The input:
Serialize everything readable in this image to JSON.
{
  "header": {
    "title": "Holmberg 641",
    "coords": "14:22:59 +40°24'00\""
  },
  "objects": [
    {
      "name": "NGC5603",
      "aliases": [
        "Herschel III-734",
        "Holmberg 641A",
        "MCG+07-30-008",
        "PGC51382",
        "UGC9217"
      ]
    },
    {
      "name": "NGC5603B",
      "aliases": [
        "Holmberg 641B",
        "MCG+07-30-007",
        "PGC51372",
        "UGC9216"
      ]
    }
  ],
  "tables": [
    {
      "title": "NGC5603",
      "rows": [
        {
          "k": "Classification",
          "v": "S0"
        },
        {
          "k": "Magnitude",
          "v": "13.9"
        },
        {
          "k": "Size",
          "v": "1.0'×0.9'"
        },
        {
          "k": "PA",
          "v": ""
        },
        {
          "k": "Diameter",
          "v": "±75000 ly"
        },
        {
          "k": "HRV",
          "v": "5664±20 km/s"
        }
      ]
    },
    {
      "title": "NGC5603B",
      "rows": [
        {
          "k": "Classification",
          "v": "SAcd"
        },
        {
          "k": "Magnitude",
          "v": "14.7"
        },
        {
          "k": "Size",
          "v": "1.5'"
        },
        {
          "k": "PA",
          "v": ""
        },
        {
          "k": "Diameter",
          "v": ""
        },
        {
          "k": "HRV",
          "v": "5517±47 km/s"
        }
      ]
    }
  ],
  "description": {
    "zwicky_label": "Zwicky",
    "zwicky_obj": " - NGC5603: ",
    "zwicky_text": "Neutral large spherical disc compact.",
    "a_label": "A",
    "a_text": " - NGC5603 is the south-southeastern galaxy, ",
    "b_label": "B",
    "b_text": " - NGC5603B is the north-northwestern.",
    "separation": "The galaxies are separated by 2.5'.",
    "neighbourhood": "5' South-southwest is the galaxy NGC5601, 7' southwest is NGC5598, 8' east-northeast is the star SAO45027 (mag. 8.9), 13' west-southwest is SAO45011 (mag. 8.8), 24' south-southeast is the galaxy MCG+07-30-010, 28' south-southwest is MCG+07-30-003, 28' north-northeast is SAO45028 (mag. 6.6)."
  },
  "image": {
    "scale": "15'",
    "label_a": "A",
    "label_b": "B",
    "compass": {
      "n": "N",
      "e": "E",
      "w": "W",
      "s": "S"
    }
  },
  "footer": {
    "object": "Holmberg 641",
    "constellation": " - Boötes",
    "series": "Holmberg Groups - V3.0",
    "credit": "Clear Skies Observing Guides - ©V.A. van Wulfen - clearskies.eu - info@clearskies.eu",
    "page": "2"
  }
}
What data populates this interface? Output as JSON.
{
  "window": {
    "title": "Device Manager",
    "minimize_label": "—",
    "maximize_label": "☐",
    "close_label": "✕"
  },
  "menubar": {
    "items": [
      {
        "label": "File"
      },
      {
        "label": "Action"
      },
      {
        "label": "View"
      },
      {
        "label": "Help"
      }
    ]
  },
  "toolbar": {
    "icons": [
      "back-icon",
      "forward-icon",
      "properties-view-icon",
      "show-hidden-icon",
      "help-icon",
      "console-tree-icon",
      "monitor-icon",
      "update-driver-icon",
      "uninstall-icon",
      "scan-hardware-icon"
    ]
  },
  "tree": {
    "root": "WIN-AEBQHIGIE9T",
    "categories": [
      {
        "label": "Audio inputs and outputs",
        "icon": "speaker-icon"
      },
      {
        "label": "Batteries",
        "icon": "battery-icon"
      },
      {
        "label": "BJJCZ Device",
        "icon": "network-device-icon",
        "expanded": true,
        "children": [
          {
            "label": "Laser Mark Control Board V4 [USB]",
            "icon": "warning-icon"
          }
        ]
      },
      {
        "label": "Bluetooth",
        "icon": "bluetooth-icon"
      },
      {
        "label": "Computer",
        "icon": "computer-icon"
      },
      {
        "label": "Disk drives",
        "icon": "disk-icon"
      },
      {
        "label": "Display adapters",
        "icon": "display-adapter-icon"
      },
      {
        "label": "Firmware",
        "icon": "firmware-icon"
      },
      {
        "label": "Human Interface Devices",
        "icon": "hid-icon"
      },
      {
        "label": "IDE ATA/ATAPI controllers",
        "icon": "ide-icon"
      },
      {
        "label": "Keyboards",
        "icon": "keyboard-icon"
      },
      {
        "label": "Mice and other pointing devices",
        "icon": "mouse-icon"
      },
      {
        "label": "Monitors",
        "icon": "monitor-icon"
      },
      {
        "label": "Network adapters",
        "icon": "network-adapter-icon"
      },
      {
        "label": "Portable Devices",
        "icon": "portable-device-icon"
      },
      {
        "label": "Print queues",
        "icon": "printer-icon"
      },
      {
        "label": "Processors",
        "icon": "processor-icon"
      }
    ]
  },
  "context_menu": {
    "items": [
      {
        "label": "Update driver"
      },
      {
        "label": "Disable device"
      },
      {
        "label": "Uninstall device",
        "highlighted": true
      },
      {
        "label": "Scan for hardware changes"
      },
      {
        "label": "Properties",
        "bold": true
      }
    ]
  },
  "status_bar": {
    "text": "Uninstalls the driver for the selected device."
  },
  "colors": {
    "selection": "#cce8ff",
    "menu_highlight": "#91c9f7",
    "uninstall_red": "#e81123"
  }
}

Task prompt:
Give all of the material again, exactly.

Written solution:
Serialize everything readable in this image to JSON.
{
  "header": {
    "title": "Holmberg 641",
    "coords": "14:22:59 +40°24'00\""
  },
  "objects": [
    {
      "name": "NGC5603",
      "aliases": [
        "Herschel III-734",
        "Holmberg 641A",
        "MCG+07-30-008",
        "PGC51382",
        "UGC9217"
      ]
    },
    {
      "name": "NGC5603B",
      "aliases": [
        "Holmberg 641B",
        "MCG+07-30-007",
        "PGC51372",
        "UGC9216"
      ]
    }
  ],
  "tables": [
    {
      "title": "NGC5603",
      "rows": [
        {
          "k": "Classification",
          "v": "S0"
        },
        {
          "k": "Magnitude",
          "v": "13.9"
        },
        {
          "k": "Size",
          "v": "1.0'×0.9'"
        },
        {
          "k": "PA",
          "v": ""
        },
        {
          "k": "Diameter",
          "v": "±75000 ly"
        },
        {
          "k": "HRV",
          "v": "5664±20 km/s"
        }
      ]
    },
    {
      "title": "NGC5603B",
      "rows": [
        {
          "k": "Classification",
          "v": "SAcd"
        },
        {
          "k": "Magnitude",
          "v": "14.7"
        },
        {
          "k": "Size",
          "v": "1.5'"
        },
        {
          "k": "PA",
          "v": ""
        },
        {
          "k": "Diameter",
          "v": ""
        },
        {
          "k": "HRV",
          "v": "5517±47 km/s"
        }
      ]
    }
  ],
  "description": {
    "zwicky_label": "Zwicky",
    "zwicky_obj": " - NGC5603: ",
    "zwicky_text": "Neutral large spherical disc compact.",
    "a_label": "A",
    "a_text": " - NGC5603 is the south-southeastern galaxy, ",
    "b_label": "B",
    "b_text": " - NGC5603B is the north-northwestern.",
    "separation": "The galaxies are separated by 2.5'.",
    "neighbourhood": "5' South-southwest is the galaxy NGC5601, 7' southwest is NGC5598, 8' east-northeast is the star SAO45027 (mag. 8.9), 13' west-southwest is SAO45011 (mag. 8.8), 24' south-southeast is the galaxy MCG+07-30-010, 28' south-southwest is MCG+07-30-003, 28' north-northeast is SAO45028 (mag. 6.6)."
  },
  "image": {
    "scale": "15'",
    "label_a": "A",
    "label_b": "B",
    "compass": {
      "n": "N",
      "e": "E",
      "w": "W",
      "s": "S"
    }
  },
  "footer": {
    "object": "Holmberg 641",
    "constellation": " - Boötes",
    "series": "Holmberg Groups - V3.0",
    "credit": "Clear Skies Observing Guides - ©V.A. van Wulfen - clearskies.eu - info@clearskies.eu",
    "page": "2"
  }
}
What data populates this interface? Output as JSON.
{
  "window": {
    "title": "Device Manager",
    "minimize_label": "—",
    "maximize_label": "☐",
    "close_label": "✕"
  },
  "menubar": {
    "items": [
      {
        "label": "File"
      },
      {
        "label": "Action"
      },
      {
        "label": "View"
      },
      {
        "label": "Help"
      }
    ]
  },
  "toolbar": {
    "icons": [
      "back-icon",
      "forward-icon",
      "properties-view-icon",
      "show-hidden-icon",
      "help-icon",
      "console-tree-icon",
      "monitor-icon",
      "update-driver-icon",
      "uninstall-icon",
      "scan-hardware-icon"
    ]
  },
  "tree": {
    "root": "WIN-AEBQHIGIE9T",
    "categories": [
      {
        "label": "Audio inputs and outputs",
        "icon": "speaker-icon"
      },
      {
        "label": "Batteries",
        "icon": "battery-icon"
      },
      {
        "label": "BJJCZ Device",
        "icon": "network-device-icon",
        "expanded": true,
        "children": [
          {
            "label": "Laser Mark Control Board V4 [USB]",
            "icon": "warning-icon"
          }
        ]
      },
      {
        "label": "Bluetooth",
        "icon": "bluetooth-icon"
      },
      {
        "label": "Computer",
        "icon": "computer-icon"
      },
      {
        "label": "Disk drives",
        "icon": "disk-icon"
      },
      {
        "label": "Display adapters",
        "icon": "display-adapter-icon"
      },
      {
        "label": "Firmware",
        "icon": "firmware-icon"
      },
      {
        "label": "Human Interface Devices",
        "icon": "hid-icon"
      },
      {
        "label": "IDE ATA/ATAPI controllers",
        "icon": "ide-icon"
      },
      {
        "label": "Keyboards",
        "icon": "keyboard-icon"
      },
      {
        "label": "Mice and other pointing devices",
        "icon": "mouse-icon"
      },
      {
        "label": "Monitors",
        "icon": "monitor-icon"
      },
      {
        "label": "Network adapters",
        "icon": "network-adapter-icon"
      },
      {
        "label": "Portable Devices",
        "icon": "portable-device-icon"
      },
      {
        "label": "Print queues",
        "icon": "printer-icon"
      },
      {
        "label": "Processors",
        "icon": "processor-icon"
      }
    ]
  },
  "context_menu": {
    "items": [
      {
        "label": "Update driver"
      },
      {
        "label": "Disable device"
      },
      {
        "label": "Uninstall device",
        "highlighted": true
      },
      {
        "label": "Scan for hardware changes"
      },
      {
        "label": "Properties",
        "bold": true
      }
    ]
  },
  "status_bar": {
    "text": "Uninstalls the driver for the selected device."
  },
  "colors": {
    "selection": "#cce8ff",
    "menu_highlight": "#91c9f7",
    "uninstall_red": "#e81123"
  }
}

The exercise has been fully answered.